- WHAT THE TASK REQUIRES: Please write out the listing exactly, leaving each picture out.

- DATASET RECORDS:
------------------------------------------------

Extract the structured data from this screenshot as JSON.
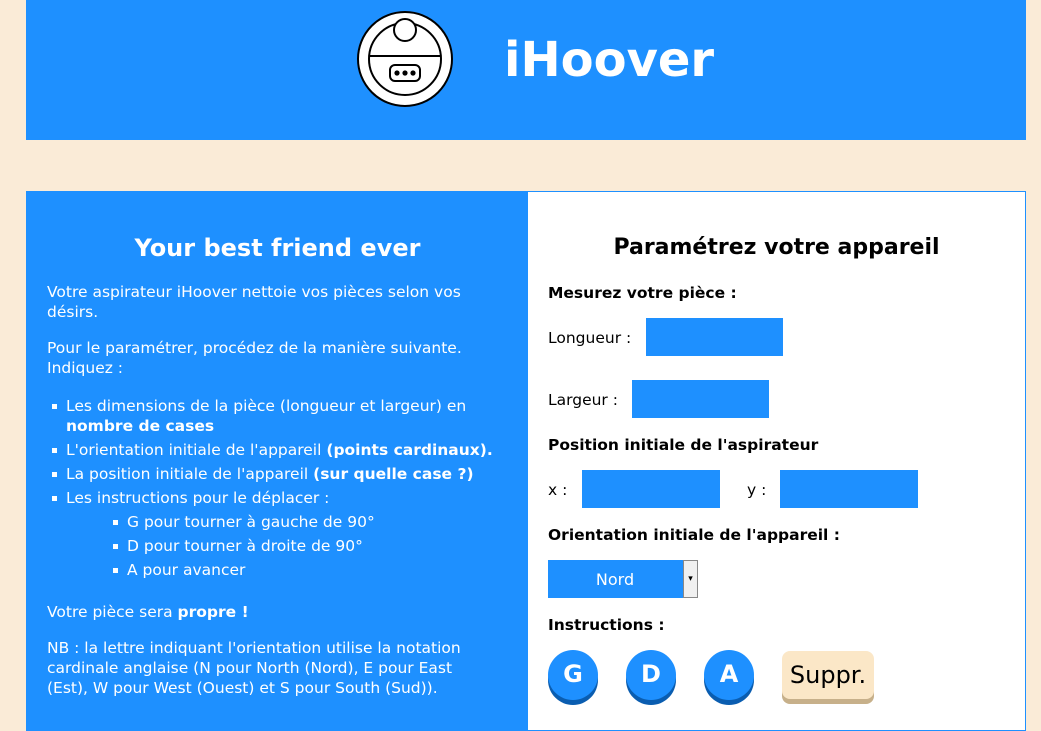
{
  "header": {
    "title": "iHoover",
    "logo_icon": "robot-vacuum-icon"
  },
  "intro": {
    "title": "Your best friend ever",
    "p1": "Votre aspirateur iHoover nettoie vos pièces selon vos désirs.",
    "p2": "Pour le paramétrer, procédez de la manière suivante. Indiquez :",
    "items": [
      {
        "text": "Les dimensions de la pièce (longueur et largeur) en ",
        "bold": "nombre de cases"
      },
      {
        "text": "L'orientation initiale de l'appareil ",
        "bold": "(points cardinaux)."
      },
      {
        "text": "La position initiale de l'appareil ",
        "bold": "(sur quelle case ?)"
      },
      {
        "text": "Les instructions pour le déplacer :",
        "bold": ""
      }
    ],
    "sub_items": [
      "G pour tourner à gauche de 90°",
      "D pour tourner à droite de 90°",
      "A pour avancer"
    ],
    "result_text": "Votre pièce sera ",
    "result_bold": "propre !",
    "nb": "NB : la lettre indiquant l'orientation utilise la notation cardinale anglaise (N pour North (Nord), E pour East (Est), W pour West (Ouest) et S pour South (Sud))."
  },
  "form": {
    "title": "Paramétrez votre appareil",
    "room_heading": "Mesurez votre pièce :",
    "length_label": "Longueur :",
    "length_value": "",
    "width_label": "Largeur :",
    "width_value": "",
    "position_heading": "Position initiale de l'aspirateur",
    "x_label": "x :",
    "x_value": "",
    "y_label": "y :",
    "y_value": "",
    "orientation_heading": "Orientation initiale de l'appareil :",
    "orientation_value": "Nord",
    "instructions_heading": "Instructions :",
    "buttons": {
      "g": "G",
      "d": "D",
      "a": "A",
      "suppr": "Suppr."
    }
  }
}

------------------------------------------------

- EXERCISE RESULT:
Extract the structured data from this screenshot as JSON.
{
  "header": {
    "title": "iHoover",
    "logo_icon": "robot-vacuum-icon"
  },
  "intro": {
    "title": "Your best friend ever",
    "p1": "Votre aspirateur iHoover nettoie vos pièces selon vos désirs.",
    "p2": "Pour le paramétrer, procédez de la manière suivante. Indiquez :",
    "items": [
      {
        "text": "Les dimensions de la pièce (longueur et largeur) en ",
        "bold": "nombre de cases"
      },
      {
        "text": "L'orientation initiale de l'appareil ",
        "bold": "(points cardinaux)."
      },
      {
        "text": "La position initiale de l'appareil ",
        "bold": "(sur quelle case ?)"
      },
      {
        "text": "Les instructions pour le déplacer :",
        "bold": ""
      }
    ],
    "sub_items": [
      "G pour tourner à gauche de 90°",
      "D pour tourner à droite de 90°",
      "A pour avancer"
    ],
    "result_text": "Votre pièce sera ",
    "result_bold": "propre !",
    "nb": "NB : la lettre indiquant l'orientation utilise la notation cardinale anglaise (N pour North (Nord), E pour East (Est), W pour West (Ouest) et S pour South (Sud))."
  },
  "form": {
    "title": "Paramétrez votre appareil",
    "room_heading": "Mesurez votre pièce :",
    "length_label": "Longueur :",
    "length_value": "",
    "width_label": "Largeur :",
    "width_value": "",
    "position_heading": "Position initiale de l'aspirateur",
    "x_label": "x :",
    "x_value": "",
    "y_label": "y :",
    "y_value": "",
    "orientation_heading": "Orientation initiale de l'appareil :",
    "orientation_value": "Nord",
    "instructions_heading": "Instructions :",
    "buttons": {
      "g": "G",
      "d": "D",
      "a": "A",
      "suppr": "Suppr."
    }
  }
}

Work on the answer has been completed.